Problem> Only lines holding the word "Enabled" are wanted from the records; copy all of them.

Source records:
•••••
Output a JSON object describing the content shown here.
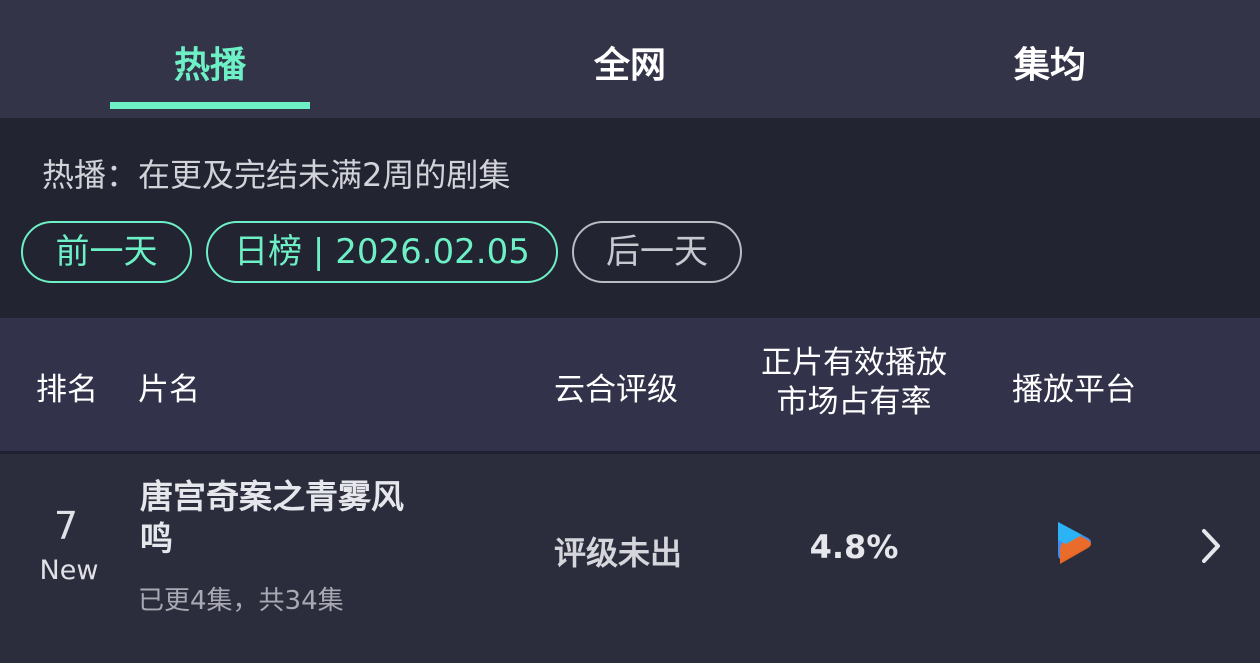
{
  "tabs": [
    {
      "label": "热播",
      "active": true
    },
    {
      "label": "全网",
      "active": false
    },
    {
      "label": "集均",
      "active": false
    }
  ],
  "info": {
    "description": "热播：在更及完结未满2周的剧集",
    "prev_day": "前一天",
    "current": "日榜 | 2026.02.05",
    "next_day": "后一天"
  },
  "table": {
    "headers": {
      "rank": "排名",
      "title": "片名",
      "rating": "云合评级",
      "share_line1": "正片有效播放",
      "share_line2": "市场占有率",
      "platform": "播放平台"
    },
    "rows": [
      {
        "rank": "7",
        "badge": "New",
        "title": "唐宫奇案之青雾风鸣",
        "episodes": "已更4集，共34集",
        "rating": "评级未出",
        "share": "4.8%",
        "platform_icon": "play-logo-icon"
      }
    ]
  },
  "colors": {
    "accent": "#6ef0c6",
    "background": "#2b2d3c",
    "tab_bar": "#333447",
    "info_bg": "#222431",
    "header_bg": "#32334a"
  }
}
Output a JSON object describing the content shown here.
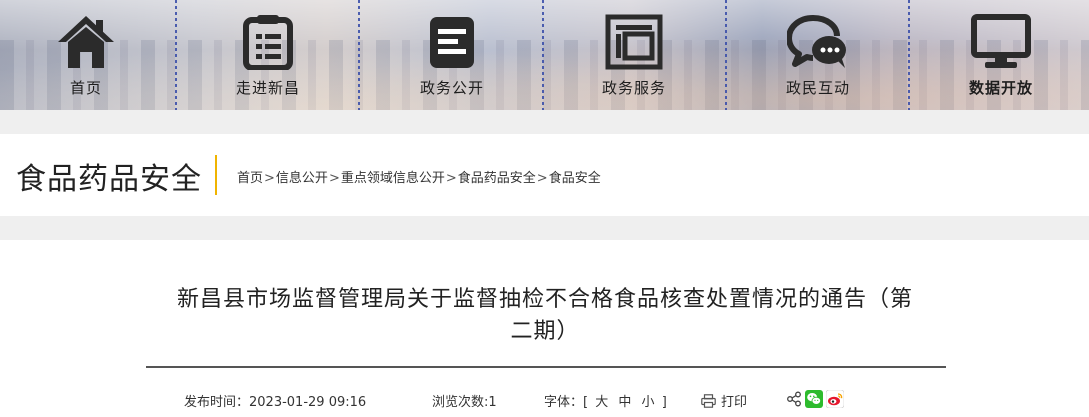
{
  "nav": {
    "items": [
      {
        "label": "首页",
        "icon": "home-icon"
      },
      {
        "label": "走进新昌",
        "icon": "document-list-icon"
      },
      {
        "label": "政务公开",
        "icon": "notebook-icon"
      },
      {
        "label": "政务服务",
        "icon": "service-window-icon"
      },
      {
        "label": "政民互动",
        "icon": "chat-bubbles-icon"
      },
      {
        "label": "数据开放",
        "icon": "monitor-icon"
      }
    ],
    "active_label": "数据开放"
  },
  "section": {
    "title": "食品药品安全",
    "breadcrumb": [
      "首页",
      "信息公开",
      "重点领域信息公开",
      "食品药品安全",
      "食品安全"
    ],
    "breadcrumb_sep": ">"
  },
  "article": {
    "title_line1": "新昌县市场监督管理局关于监督抽检不合格食品核查处置情况的通告（第",
    "title_line2": "二期）",
    "publish_label": "发布时间：",
    "publish_time": "2023-01-29 09:16",
    "views_label": "浏览次数:",
    "views_count": "1",
    "font_label": "字体：[",
    "font_large": "大",
    "font_medium": "中",
    "font_small": "小",
    "font_close": "]",
    "print_label": "打印",
    "share_icons": [
      "share-icon",
      "wechat-icon",
      "weibo-icon"
    ]
  },
  "colors": {
    "accent_separator": "#f0b400",
    "wechat": "#2dbb2d",
    "weibo": "#e6162d",
    "band_grey": "#efefef"
  }
}
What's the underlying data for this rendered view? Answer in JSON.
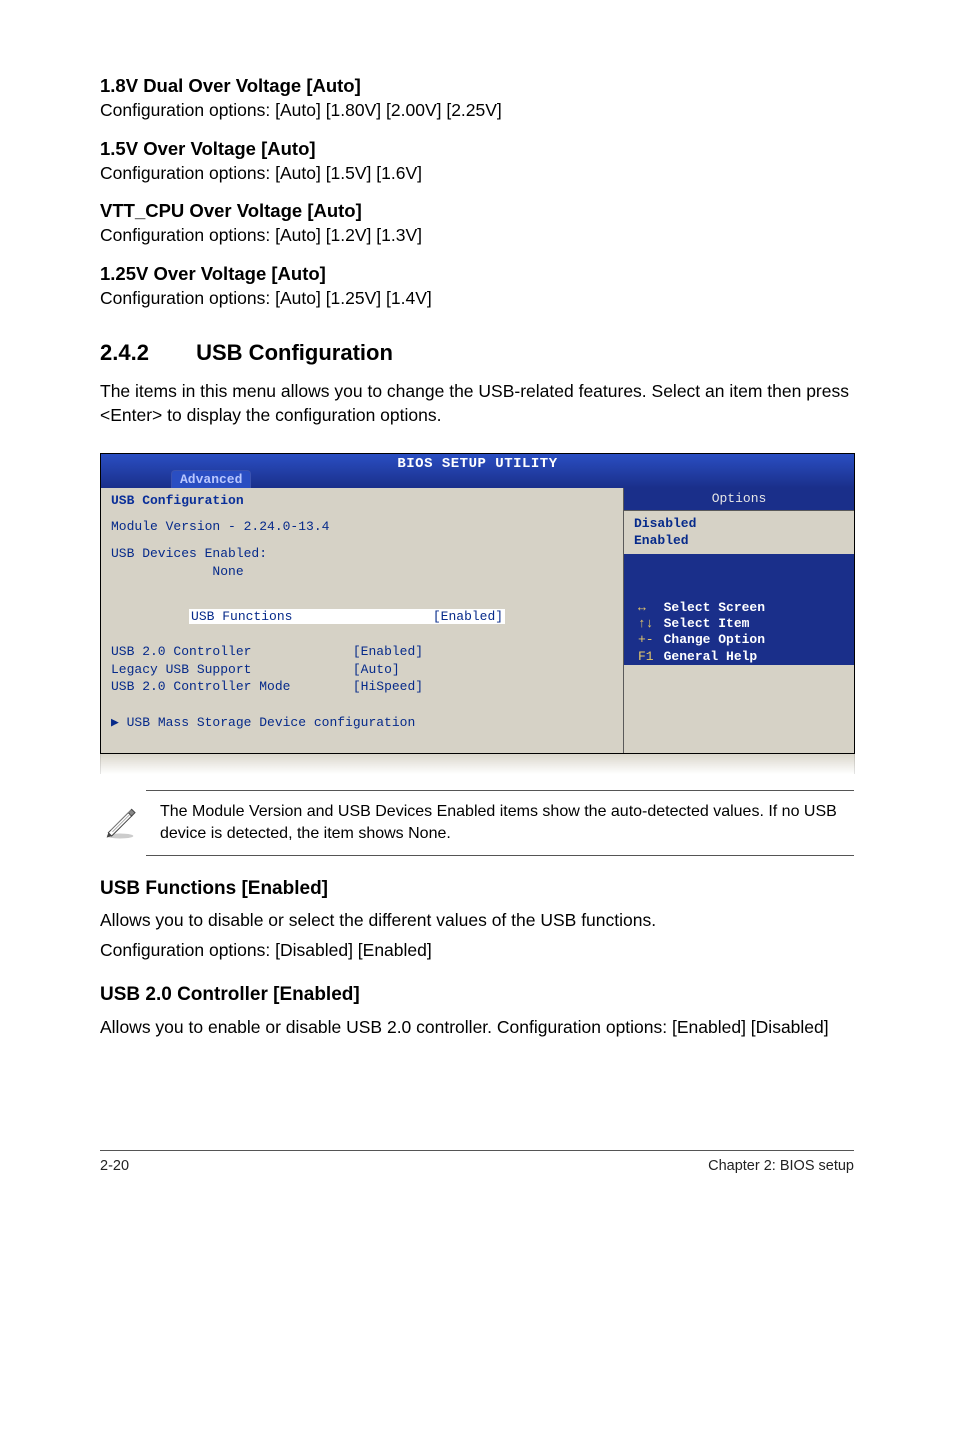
{
  "s1": {
    "h1": "1.8V Dual Over Voltage [Auto]",
    "p1": "Configuration options: [Auto] [1.80V] [2.00V] [2.25V]",
    "h2": "1.5V Over Voltage [Auto]",
    "p2": "Configuration options: [Auto] [1.5V] [1.6V]",
    "h3": "VTT_CPU Over Voltage [Auto]",
    "p3": "Configuration options: [Auto] [1.2V] [1.3V]",
    "h4": "1.25V Over Voltage [Auto]",
    "p4": "Configuration options: [Auto] [1.25V] [1.4V]"
  },
  "sec": {
    "num": "2.4.2",
    "title": "USB Configuration",
    "intro": "The items in this menu allows you to change the USB-related features. Select an item then press <Enter> to display the configuration options."
  },
  "bios": {
    "title": "BIOS SETUP UTILITY",
    "tab": "Advanced",
    "left": {
      "header": "USB Configuration",
      "module": "Module Version - 2.24.0-13.4",
      "devhdr": "USB Devices Enabled:",
      "devnone": "             None",
      "r1l": "USB Functions",
      "r1v": "[Enabled]",
      "r2l": "USB 2.0 Controller",
      "r2v": "[Enabled]",
      "r3l": "Legacy USB Support",
      "r3v": "[Auto]",
      "r4l": "USB 2.0 Controller Mode",
      "r4v": "[HiSpeed]",
      "sub": "USB Mass Storage Device configuration"
    },
    "right": {
      "opt_title": "Options",
      "opt1": "Disabled",
      "opt2": "Enabled",
      "help_k": "↔\n↑↓\n+-\nF1",
      "help_l": "Select Screen\nSelect Item\nChange Option\nGeneral Help"
    }
  },
  "note": "The Module Version and USB Devices Enabled items show the auto-detected values. If no USB device is detected, the item shows None.",
  "usbfun": {
    "h": "USB Functions [Enabled]",
    "p1": "Allows you to disable or select the different values of the USB functions.",
    "p2": "Configuration options: [Disabled] [Enabled]"
  },
  "usb20": {
    "h": "USB 2.0 Controller [Enabled]",
    "p": "Allows you to enable or disable USB 2.0 controller. Configuration options: [Enabled] [Disabled]"
  },
  "footer": {
    "left": "2-20",
    "right": "Chapter 2: BIOS setup"
  }
}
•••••
Answer box>
      "devhdr": "USB Devices Enabled:",
      "r1v": "[Enabled]",
      "r2v": "[Enabled]",
      "opt2": "Enabled",
  "note": "The Module Version and USB Devices Enabled items show the auto-detected values. If no USB device is detected, the item shows None.",
    "h": "USB Functions [Enabled]",
    "p2": "Configuration options: [Disabled] [Enabled]"
    "h": "USB 2.0 Controller [Enabled]",
    "p": "Allows you to enable or disable USB 2.0 controller. Configuration options: [Enabled] [Disabled]"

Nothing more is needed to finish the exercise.